Your letter was amongst the forty or so I received in regard to this issue and they all shared the same sentiments. As for fearing ramifications for not being politically correct, well, that has never been a fear of mine and by partnering with The Jewish Press to give every issue a platform, I am privileged to fight the good fight alongside anyone who has a just cause.
I also received a few letters from board members, administrators and one or two teachers who were rooting for the other team and some of them made good points. Not every school is state-of-the-art and some do go the extra mile to make sure that no student walks with bent head, ashamed that he or she stands out in the crowd for negative reasons. Yasher koach to those schools and principals who lead with compassion and respect for their student body and the parents who love their children and want the very best for them – and for the school.
I fondly remember learning in a simple building that didn’t stand out from any other on the block. All the classrooms had peeling paint, central air that didn’t work but windows that did, and pipes that often froze or broke in the winter – we always came to school dressed for Antarctica. We had a loudspeaker system that allowed us to hear every third word of an announcement and bathrooms that regularly rebelled. But we had the most wonderful teachers who spoke to us and not at us. My greatest experience was learning English as a subject from a teacher who was blind from birth. She came to school with a seeing-eye dog that was left in the care of her friend while she taught.
This woman, who never saw a sunrise, who never viewed the beauty of rolling waves on the ocean or the flaming, magnificent ball of fire as the sun ended its work for the day, was able to describe these things so beautifully and artistically, conveying to all her sighted students that even in that world of eternal darkness in which we perceived she lived, there was the ability to “see” the beauty and splendor of the world Hashem created for us with verbal paints and colors. I know she was a driving force in setting me on the path of journalism, but fell a bit short in succeeding to instill in me the respect for grammar and the love of run-on sentences. She was one of a good number of teachers in that run-down establishment who had a powerful and positive influence on me.
So, take heed all those who are heads of education and think that students will benefit from where they sit and how many elevators the building has.
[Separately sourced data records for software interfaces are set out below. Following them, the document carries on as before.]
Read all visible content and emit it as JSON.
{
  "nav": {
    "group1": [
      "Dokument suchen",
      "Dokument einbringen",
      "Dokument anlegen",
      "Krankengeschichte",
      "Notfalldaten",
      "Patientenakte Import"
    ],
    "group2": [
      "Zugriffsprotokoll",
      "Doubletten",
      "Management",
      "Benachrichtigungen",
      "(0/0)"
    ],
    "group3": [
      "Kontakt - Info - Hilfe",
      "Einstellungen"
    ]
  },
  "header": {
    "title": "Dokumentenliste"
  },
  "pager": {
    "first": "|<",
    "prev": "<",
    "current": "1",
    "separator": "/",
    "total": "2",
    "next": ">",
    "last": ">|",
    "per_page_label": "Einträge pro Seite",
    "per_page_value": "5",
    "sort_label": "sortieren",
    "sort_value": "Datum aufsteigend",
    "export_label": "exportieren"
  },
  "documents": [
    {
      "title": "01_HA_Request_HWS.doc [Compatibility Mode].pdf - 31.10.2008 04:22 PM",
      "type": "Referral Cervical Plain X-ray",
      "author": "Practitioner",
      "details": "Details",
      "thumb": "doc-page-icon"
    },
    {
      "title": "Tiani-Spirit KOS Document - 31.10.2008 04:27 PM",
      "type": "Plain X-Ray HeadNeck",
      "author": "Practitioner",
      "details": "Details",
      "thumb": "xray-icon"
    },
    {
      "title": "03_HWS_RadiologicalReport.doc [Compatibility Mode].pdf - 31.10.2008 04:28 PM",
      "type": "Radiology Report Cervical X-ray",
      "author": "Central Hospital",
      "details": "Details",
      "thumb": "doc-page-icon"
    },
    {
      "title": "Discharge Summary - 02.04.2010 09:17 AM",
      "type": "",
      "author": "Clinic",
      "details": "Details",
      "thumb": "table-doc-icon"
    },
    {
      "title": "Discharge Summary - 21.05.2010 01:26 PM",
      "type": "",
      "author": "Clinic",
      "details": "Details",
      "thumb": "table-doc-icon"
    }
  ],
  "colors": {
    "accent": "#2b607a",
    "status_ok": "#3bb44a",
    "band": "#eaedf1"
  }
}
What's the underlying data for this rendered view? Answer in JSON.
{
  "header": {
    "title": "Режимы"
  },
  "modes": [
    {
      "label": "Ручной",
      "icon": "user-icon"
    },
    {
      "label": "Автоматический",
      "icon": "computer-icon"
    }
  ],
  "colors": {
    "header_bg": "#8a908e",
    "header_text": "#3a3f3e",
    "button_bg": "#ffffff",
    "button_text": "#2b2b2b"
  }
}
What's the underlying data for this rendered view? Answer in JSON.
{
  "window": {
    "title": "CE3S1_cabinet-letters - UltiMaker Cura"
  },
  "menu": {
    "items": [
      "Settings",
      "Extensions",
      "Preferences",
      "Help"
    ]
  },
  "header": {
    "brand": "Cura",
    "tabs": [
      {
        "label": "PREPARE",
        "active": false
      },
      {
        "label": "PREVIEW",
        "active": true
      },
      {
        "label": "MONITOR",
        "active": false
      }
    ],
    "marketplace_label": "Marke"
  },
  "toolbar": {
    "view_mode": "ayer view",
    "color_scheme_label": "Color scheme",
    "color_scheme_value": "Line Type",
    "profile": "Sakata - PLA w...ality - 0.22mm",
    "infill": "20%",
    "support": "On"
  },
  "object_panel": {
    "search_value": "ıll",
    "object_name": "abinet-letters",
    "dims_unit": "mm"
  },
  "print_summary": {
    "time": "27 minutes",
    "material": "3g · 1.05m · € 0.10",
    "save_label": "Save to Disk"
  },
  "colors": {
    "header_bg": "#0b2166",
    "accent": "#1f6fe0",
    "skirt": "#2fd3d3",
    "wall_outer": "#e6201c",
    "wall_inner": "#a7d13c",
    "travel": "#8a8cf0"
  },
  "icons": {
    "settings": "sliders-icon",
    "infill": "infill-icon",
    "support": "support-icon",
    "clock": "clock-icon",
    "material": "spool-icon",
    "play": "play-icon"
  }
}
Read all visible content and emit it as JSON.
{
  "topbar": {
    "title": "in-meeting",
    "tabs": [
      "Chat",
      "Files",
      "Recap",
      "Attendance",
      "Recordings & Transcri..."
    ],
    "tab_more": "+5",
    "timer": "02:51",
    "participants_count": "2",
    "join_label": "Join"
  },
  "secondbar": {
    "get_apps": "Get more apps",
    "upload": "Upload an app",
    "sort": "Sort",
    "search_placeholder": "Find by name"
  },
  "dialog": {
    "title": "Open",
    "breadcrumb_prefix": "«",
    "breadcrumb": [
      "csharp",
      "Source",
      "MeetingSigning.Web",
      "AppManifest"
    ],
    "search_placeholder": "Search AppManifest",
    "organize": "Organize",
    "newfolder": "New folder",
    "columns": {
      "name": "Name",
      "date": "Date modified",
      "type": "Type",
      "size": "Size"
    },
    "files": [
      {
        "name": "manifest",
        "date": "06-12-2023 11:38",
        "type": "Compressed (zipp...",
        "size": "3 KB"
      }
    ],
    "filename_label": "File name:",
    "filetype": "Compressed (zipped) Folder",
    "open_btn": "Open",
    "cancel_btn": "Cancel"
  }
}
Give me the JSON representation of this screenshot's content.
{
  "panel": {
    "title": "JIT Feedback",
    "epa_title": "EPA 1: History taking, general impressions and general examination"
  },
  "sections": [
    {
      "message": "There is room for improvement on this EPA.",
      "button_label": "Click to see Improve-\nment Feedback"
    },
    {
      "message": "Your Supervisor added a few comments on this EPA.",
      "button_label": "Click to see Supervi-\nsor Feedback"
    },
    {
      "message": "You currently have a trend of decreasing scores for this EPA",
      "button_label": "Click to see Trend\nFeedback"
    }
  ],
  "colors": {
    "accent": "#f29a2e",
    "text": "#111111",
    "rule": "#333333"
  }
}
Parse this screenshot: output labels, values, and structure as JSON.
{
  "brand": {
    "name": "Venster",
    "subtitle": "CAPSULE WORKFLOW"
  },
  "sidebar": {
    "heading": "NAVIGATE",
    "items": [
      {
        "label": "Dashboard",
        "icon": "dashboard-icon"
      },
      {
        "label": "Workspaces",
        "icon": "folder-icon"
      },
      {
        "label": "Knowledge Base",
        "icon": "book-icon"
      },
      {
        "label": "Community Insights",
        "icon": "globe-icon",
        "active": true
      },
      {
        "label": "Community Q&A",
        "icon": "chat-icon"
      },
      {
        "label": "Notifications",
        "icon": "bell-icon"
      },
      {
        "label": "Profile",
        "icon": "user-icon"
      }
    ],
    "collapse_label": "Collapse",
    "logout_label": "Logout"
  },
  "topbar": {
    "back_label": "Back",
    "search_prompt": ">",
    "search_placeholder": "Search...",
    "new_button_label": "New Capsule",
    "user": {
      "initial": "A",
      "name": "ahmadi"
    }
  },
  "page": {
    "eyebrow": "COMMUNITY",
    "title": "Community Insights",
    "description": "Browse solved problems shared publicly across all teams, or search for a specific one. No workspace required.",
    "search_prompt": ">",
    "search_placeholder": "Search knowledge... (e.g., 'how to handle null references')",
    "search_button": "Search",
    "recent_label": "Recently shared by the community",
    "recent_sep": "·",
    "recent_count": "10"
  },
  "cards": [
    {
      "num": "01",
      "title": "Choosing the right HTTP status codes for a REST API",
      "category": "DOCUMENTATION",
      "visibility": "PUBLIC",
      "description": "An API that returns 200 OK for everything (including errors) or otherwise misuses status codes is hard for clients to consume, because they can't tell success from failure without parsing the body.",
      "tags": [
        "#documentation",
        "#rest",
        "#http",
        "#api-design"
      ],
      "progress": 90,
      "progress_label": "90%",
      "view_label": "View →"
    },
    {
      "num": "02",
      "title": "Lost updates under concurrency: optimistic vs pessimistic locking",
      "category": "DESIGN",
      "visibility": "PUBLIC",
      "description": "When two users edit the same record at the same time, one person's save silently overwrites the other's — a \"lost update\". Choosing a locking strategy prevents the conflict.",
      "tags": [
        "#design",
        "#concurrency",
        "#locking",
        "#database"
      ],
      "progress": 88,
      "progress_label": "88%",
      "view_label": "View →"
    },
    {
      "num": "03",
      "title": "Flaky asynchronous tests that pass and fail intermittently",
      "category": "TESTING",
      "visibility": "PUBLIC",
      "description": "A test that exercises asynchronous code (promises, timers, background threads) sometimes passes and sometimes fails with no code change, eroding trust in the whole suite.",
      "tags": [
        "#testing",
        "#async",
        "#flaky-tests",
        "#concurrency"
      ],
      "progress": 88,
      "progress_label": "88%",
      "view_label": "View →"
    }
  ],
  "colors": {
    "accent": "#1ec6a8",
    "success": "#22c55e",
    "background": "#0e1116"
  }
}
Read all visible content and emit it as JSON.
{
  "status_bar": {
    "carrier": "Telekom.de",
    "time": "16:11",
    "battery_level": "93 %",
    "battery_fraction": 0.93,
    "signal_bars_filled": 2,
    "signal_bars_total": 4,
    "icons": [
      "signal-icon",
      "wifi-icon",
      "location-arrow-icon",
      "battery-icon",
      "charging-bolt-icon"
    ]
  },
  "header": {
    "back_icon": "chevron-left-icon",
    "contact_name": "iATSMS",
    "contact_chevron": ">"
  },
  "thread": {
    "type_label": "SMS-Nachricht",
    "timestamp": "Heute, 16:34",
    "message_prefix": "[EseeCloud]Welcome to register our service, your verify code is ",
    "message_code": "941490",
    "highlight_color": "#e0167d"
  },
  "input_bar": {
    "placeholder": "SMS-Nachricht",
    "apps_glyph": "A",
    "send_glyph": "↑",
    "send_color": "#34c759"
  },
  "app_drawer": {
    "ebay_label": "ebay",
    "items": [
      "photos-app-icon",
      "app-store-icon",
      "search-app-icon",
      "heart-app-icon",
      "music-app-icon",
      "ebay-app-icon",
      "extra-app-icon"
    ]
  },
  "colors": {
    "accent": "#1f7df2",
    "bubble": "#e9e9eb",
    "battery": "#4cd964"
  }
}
Kids will enjoy learning, and drink in far more education, when it is imparted to them by teachers who can verbally transport them, inspire them to be their best and instill in them the desire to do their best – and that, good friend, requires nothing more than the best teachers money can buy.